Chris Marchino: Absolutely. It’s really interesting to see how different artists approach similar subjects in nature. And they’re all really beautiful in their own right.
Makes you think about how the variety of interpretations is a little glimpse into how we all see the rest of the world from such different perspectives.
Aaron: Your piece for us. Walk us through that a little bit
Chris Marchino: Well, we started with the idea of a seasonality poster. From there, it only seemed appropriate to take an unconventional approach.
I was taking tons of walks around Sausalito.
Every day I’d pass dozens of edible plants and fruits.
It’s almost like walking through a real life seasonality poster
Aaron: Right. You were in the middle of it.
Chris Marchino: Exactly, just look around and take it in.
So the piece really became a seasonal representation of wild growing edible plants in Marin.
I had to sneak some birds in. That said, late spring into summer is a very important time for birds. For most birds it’s their nesting season.
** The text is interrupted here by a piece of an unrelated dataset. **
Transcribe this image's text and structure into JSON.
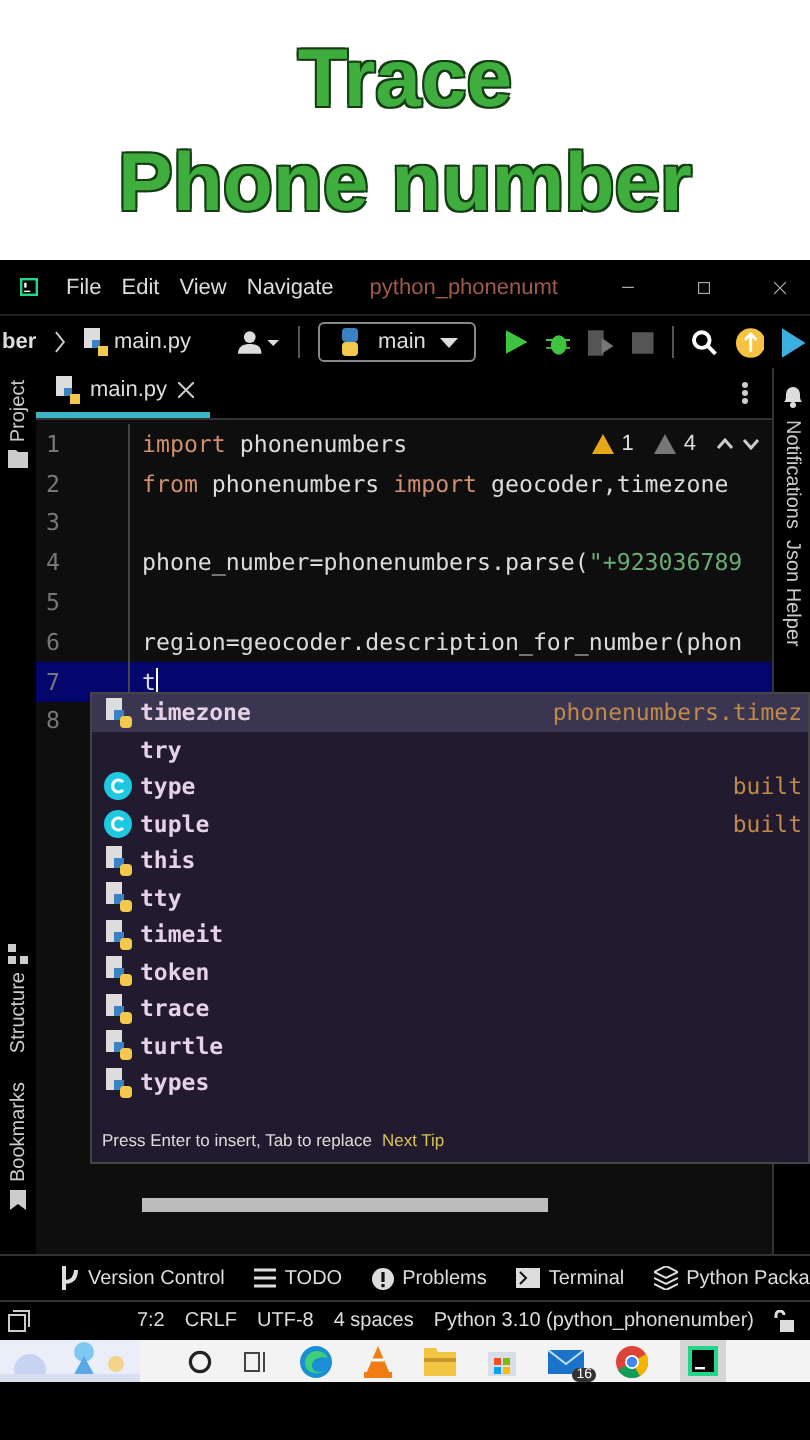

Which means there is tons of activity, there more vocal, more protective, more everything. So birds very natural folded into the mix
Aaron: So, kid on the way. Just moved to Napa. New career path. Anything else you’re gonna try for the first time this year?
Chris Marchino: Yes, baby boy due in January. New career path. With all of the other turbulence in the world, I think I’ll try to keep the rest of life simple. Maybe I’ll raise some chickens?!
Aaron: hahah. You had to add something else
We’re lucky to have the chance to work with you.
Chris Marchino: I’m happy you guys liked it. It’s a great feeling to be able to do something that comes to you very organically and just run wild with it, then have it enjoyed and appreciated by others.